» What to produce
What is needed here is a faithful repeat of every entry, with no character changed.

(Data about app and page elements)
· · ·
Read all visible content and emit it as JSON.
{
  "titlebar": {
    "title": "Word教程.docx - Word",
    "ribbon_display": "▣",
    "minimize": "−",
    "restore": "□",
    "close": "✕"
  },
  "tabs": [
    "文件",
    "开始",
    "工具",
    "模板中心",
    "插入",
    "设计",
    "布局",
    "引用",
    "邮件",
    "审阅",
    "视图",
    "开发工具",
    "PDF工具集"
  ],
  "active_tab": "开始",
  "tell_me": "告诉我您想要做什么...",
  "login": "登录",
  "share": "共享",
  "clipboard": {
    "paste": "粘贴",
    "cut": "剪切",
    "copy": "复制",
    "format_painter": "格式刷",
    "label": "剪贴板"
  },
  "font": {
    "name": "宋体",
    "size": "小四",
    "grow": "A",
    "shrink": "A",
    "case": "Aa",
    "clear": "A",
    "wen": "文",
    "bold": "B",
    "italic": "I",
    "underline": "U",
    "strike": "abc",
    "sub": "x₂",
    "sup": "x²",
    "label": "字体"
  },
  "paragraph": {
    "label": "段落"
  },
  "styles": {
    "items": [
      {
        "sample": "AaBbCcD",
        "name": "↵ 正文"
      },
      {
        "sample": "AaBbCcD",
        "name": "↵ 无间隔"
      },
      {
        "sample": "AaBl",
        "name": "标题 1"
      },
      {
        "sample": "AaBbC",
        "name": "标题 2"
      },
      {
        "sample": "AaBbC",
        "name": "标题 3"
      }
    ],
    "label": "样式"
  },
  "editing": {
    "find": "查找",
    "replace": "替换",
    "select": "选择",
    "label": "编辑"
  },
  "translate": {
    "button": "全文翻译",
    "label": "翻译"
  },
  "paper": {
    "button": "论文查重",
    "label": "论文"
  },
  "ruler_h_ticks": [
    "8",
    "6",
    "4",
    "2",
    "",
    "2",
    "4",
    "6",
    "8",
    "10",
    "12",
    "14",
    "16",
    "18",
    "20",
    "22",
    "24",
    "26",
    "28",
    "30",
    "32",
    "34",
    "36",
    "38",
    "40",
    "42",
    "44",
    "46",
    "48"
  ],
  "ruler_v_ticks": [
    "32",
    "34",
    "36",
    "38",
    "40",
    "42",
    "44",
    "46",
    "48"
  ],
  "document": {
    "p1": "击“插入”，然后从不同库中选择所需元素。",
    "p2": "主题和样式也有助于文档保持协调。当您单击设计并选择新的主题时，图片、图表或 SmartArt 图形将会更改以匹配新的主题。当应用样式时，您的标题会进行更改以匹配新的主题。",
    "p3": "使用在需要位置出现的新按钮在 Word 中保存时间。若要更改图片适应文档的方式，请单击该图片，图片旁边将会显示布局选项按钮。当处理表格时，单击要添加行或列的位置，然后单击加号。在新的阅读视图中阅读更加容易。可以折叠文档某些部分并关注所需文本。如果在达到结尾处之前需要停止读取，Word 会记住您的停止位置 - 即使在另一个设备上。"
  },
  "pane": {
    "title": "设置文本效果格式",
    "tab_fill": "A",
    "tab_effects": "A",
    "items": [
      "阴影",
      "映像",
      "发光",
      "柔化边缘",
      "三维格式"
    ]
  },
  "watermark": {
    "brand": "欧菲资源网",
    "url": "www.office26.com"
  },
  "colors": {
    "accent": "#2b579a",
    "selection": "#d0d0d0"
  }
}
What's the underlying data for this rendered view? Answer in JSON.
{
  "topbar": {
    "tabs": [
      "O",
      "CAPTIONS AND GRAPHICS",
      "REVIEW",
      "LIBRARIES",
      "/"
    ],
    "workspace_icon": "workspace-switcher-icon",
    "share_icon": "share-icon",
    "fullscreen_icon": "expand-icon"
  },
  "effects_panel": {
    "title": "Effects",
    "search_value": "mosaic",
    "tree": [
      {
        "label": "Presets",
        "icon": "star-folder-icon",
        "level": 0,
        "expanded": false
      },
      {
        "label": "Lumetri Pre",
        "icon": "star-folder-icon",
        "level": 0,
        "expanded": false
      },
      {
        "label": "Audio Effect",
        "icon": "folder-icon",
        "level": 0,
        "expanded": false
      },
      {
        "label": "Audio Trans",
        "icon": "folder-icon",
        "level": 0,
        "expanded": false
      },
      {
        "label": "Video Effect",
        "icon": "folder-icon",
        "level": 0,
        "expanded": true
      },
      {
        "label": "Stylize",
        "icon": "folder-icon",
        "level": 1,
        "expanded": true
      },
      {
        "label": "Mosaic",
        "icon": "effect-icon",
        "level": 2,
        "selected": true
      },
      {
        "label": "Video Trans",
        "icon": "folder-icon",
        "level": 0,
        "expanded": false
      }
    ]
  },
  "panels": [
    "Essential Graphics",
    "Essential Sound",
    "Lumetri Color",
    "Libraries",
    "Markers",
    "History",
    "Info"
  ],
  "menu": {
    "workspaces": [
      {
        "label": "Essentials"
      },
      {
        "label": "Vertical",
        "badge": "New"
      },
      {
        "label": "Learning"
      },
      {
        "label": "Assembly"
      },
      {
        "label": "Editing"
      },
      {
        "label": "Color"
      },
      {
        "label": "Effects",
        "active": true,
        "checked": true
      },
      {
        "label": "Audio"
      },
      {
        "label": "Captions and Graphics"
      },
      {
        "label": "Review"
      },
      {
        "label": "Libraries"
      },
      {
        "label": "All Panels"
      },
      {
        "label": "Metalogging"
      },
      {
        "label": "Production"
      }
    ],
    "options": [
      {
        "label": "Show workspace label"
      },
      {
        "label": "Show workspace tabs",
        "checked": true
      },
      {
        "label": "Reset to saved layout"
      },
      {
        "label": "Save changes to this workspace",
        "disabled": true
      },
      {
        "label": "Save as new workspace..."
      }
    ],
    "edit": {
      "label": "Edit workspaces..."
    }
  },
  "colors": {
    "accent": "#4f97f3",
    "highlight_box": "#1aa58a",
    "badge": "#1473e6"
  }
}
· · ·
» Task output
Read all visible content and emit it as JSON.
{
  "titlebar": {
    "title": "Word教程.docx - Word",
    "ribbon_display": "▣",
    "minimize": "−",
    "restore": "□",
    "close": "✕"
  },
  "tabs": [
    "文件",
    "开始",
    "工具",
    "模板中心",
    "插入",
    "设计",
    "布局",
    "引用",
    "邮件",
    "审阅",
    "视图",
    "开发工具",
    "PDF工具集"
  ],
  "active_tab": "开始",
  "tell_me": "告诉我您想要做什么...",
  "login": "登录",
  "share": "共享",
  "clipboard": {
    "paste": "粘贴",
    "cut": "剪切",
    "copy": "复制",
    "format_painter": "格式刷",
    "label": "剪贴板"
  },
  "font": {
    "name": "宋体",
    "size": "小四",
    "grow": "A",
    "shrink": "A",
    "case": "Aa",
    "clear": "A",
    "wen": "文",
    "bold": "B",
    "italic": "I",
    "underline": "U",
    "strike": "abc",
    "sub": "x₂",
    "sup": "x²",
    "label": "字体"
  },
  "paragraph": {
    "label": "段落"
  },
  "styles": {
    "items": [
      {
        "sample": "AaBbCcD",
        "name": "↵ 正文"
      },
      {
        "sample": "AaBbCcD",
        "name": "↵ 无间隔"
      },
      {
        "sample": "AaBl",
        "name": "标题 1"
      },
      {
        "sample": "AaBbC",
        "name": "标题 2"
      },
      {
        "sample": "AaBbC",
        "name": "标题 3"
      }
    ],
    "label": "样式"
  },
  "editing": {
    "find": "查找",
    "replace": "替换",
    "select": "选择",
    "label": "编辑"
  },
  "translate": {
    "button": "全文翻译",
    "label": "翻译"
  },
  "paper": {
    "button": "论文查重",
    "label": "论文"
  },
  "ruler_h_ticks": [
    "8",
    "6",
    "4",
    "2",
    "",
    "2",
    "4",
    "6",
    "8",
    "10",
    "12",
    "14",
    "16",
    "18",
    "20",
    "22",
    "24",
    "26",
    "28",
    "30",
    "32",
    "34",
    "36",
    "38",
    "40",
    "42",
    "44",
    "46",
    "48"
  ],
  "ruler_v_ticks": [
    "32",
    "34",
    "36",
    "38",
    "40",
    "42",
    "44",
    "46",
    "48"
  ],
  "document": {
    "p1": "击“插入”，然后从不同库中选择所需元素。",
    "p2": "主题和样式也有助于文档保持协调。当您单击设计并选择新的主题时，图片、图表或 SmartArt 图形将会更改以匹配新的主题。当应用样式时，您的标题会进行更改以匹配新的主题。",
    "p3": "使用在需要位置出现的新按钮在 Word 中保存时间。若要更改图片适应文档的方式，请单击该图片，图片旁边将会显示布局选项按钮。当处理表格时，单击要添加行或列的位置，然后单击加号。在新的阅读视图中阅读更加容易。可以折叠文档某些部分并关注所需文本。如果在达到结尾处之前需要停止读取，Word 会记住您的停止位置 - 即使在另一个设备上。"
  },
  "pane": {
    "title": "设置文本效果格式",
    "tab_fill": "A",
    "tab_effects": "A",
    "items": [
      "阴影",
      "映像",
      "发光",
      "柔化边缘",
      "三维格式"
    ]
  },
  "watermark": {
    "brand": "欧菲资源网",
    "url": "www.office26.com"
  },
  "colors": {
    "accent": "#2b579a",
    "selection": "#d0d0d0"
  }
}
What's the underlying data for this rendered view? Answer in JSON.
{
  "topbar": {
    "tabs": [
      "O",
      "CAPTIONS AND GRAPHICS",
      "REVIEW",
      "LIBRARIES",
      "/"
    ],
    "workspace_icon": "workspace-switcher-icon",
    "share_icon": "share-icon",
    "fullscreen_icon": "expand-icon"
  },
  "effects_panel": {
    "title": "Effects",
    "search_value": "mosaic",
    "tree": [
      {
        "label": "Presets",
        "icon": "star-folder-icon",
        "level": 0,
        "expanded": false
      },
      {
        "label": "Lumetri Pre",
        "icon": "star-folder-icon",
        "level": 0,
        "expanded": false
      },
      {
        "label": "Audio Effect",
        "icon": "folder-icon",
        "level": 0,
        "expanded": false
      },
      {
        "label": "Audio Trans",
        "icon": "folder-icon",
        "level": 0,
        "expanded": false
      },
      {
        "label": "Video Effect",
        "icon": "folder-icon",
        "level": 0,
        "expanded": true
      },
      {
        "label": "Stylize",
        "icon": "folder-icon",
        "level": 1,
        "expanded": true
      },
      {
        "label": "Mosaic",
        "icon": "effect-icon",
        "level": 2,
        "selected": true
      },
      {
        "label": "Video Trans",
        "icon": "folder-icon",
        "level": 0,
        "expanded": false
      }
    ]
  },
  "panels": [
    "Essential Graphics",
    "Essential Sound",
    "Lumetri Color",
    "Libraries",
    "Markers",
    "History",
    "Info"
  ],
  "menu": {
    "workspaces": [
      {
        "label": "Essentials"
      },
      {
        "label": "Vertical",
        "badge": "New"
      },
      {
        "label": "Learning"
      },
      {
        "label": "Assembly"
      },
      {
        "label": "Editing"
      },
      {
        "label": "Color"
      },
      {
        "label": "Effects",
        "active": true,
        "checked": true
      },
      {
        "label": "Audio"
      },
      {
        "label": "Captions and Graphics"
      },
      {
        "label": "Review"
      },
      {
        "label": "Libraries"
      },
      {
        "label": "All Panels"
      },
      {
        "label": "Metalogging"
      },
      {
        "label": "Production"
      }
    ],
    "options": [
      {
        "label": "Show workspace label"
      },
      {
        "label": "Show workspace tabs",
        "checked": true
      },
      {
        "label": "Reset to saved layout"
      },
      {
        "label": "Save changes to this workspace",
        "disabled": true
      },
      {
        "label": "Save as new workspace..."
      }
    ],
    "edit": {
      "label": "Edit workspaces..."
    }
  },
  "colors": {
    "accent": "#4f97f3",
    "highlight_box": "#1aa58a",
    "badge": "#1473e6"
  }
}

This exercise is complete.